I began this piece at about about a year ago – I can’t believe it took me this long to finish it! Reflecting on 2019, I realize how little new art I had really made. I have a way of getting down on myself for this, feeling like I’m shortchanging myself if I don’t create new art prolifically. Instead of painting, I was working on the house, volunteering for a gallery, becoming obsessed with gardening and landscaping, spending time with friends and family, spending time with our new dog, playing Magic: The Gathering with my buddies, not to mention my busy job as a hospital nurse. With all of these interests, it’s easy for art to slip to the wayside.
I’m trying not to let it bother me… We can’t all be as prolific as we’d sometimes like. For one, I have found that I simply can’t force myself to paint just out of pure obligation to my identity as an artist. I have to have an idea I’m excited about, or it just doesn’t flow. In the meantime, I’m appreciating more that many of the things I do involve creativity, and there is an “art” or generative nature to just about everything I spend time on. I’m shifting my perspective, trying to re-frame the issue: how can I encourage the creative impulse flow through all the channels of my life instead of confining it to visual art?</p

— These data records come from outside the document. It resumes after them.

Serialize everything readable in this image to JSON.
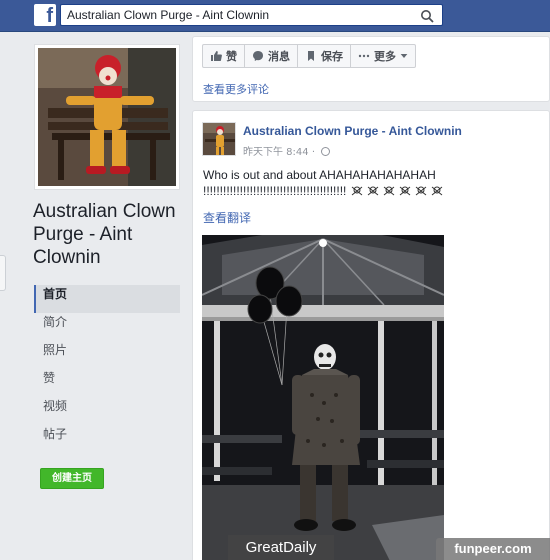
{
  "topbar": {
    "logo_letter": "f",
    "search_value": "Australian Clown Purge - Aint Clownin"
  },
  "page": {
    "name": "Australian Clown Purge - Aint Clownin"
  },
  "nav": {
    "items": [
      {
        "label": "首页",
        "active": true
      },
      {
        "label": "简介"
      },
      {
        "label": "照片"
      },
      {
        "label": "赞"
      },
      {
        "label": "视频"
      },
      {
        "label": "帖子"
      }
    ],
    "create_page_label": "创建主页"
  },
  "actions": {
    "like": "赞",
    "message": "消息",
    "save": "保存",
    "more": "更多"
  },
  "comments": {
    "more_label": "查看更多评论"
  },
  "post": {
    "author": "Australian Clown Purge - Aint Clownin",
    "time": "昨天下午 8:44 · ",
    "text_line1": "Who is out and about AHAHAHAHAHAHAH",
    "text_line2": "!!!!!!!!!!!!!!!!!!!!!!!!!!!!!!!!!!!!!!!!!!!",
    "see_translation": "查看翻译"
  },
  "watermarks": {
    "left": "GreatDaily",
    "right": "funpeer.com"
  },
  "colors": {
    "brand": "#3b5998",
    "link": "#4267b2",
    "create_button": "#42b72a"
  }
}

One thing I’m focusing on in 2020 is actually finishing projects when I start them, instead of letting them drag on for a year. This way, when I do have the time and the inspiration for new pieces, I can hold onto that lightning and follow it all the way through, focusing on quality instead of quantity.
Despite taking me forever (almost two years altogether!), these portraits were really fun, and gave me an opportunity to practice figure and realism, areas I have not explored much. I’m getting ready to move on now to some exciting new territory, having promised some new abstract art for our walls.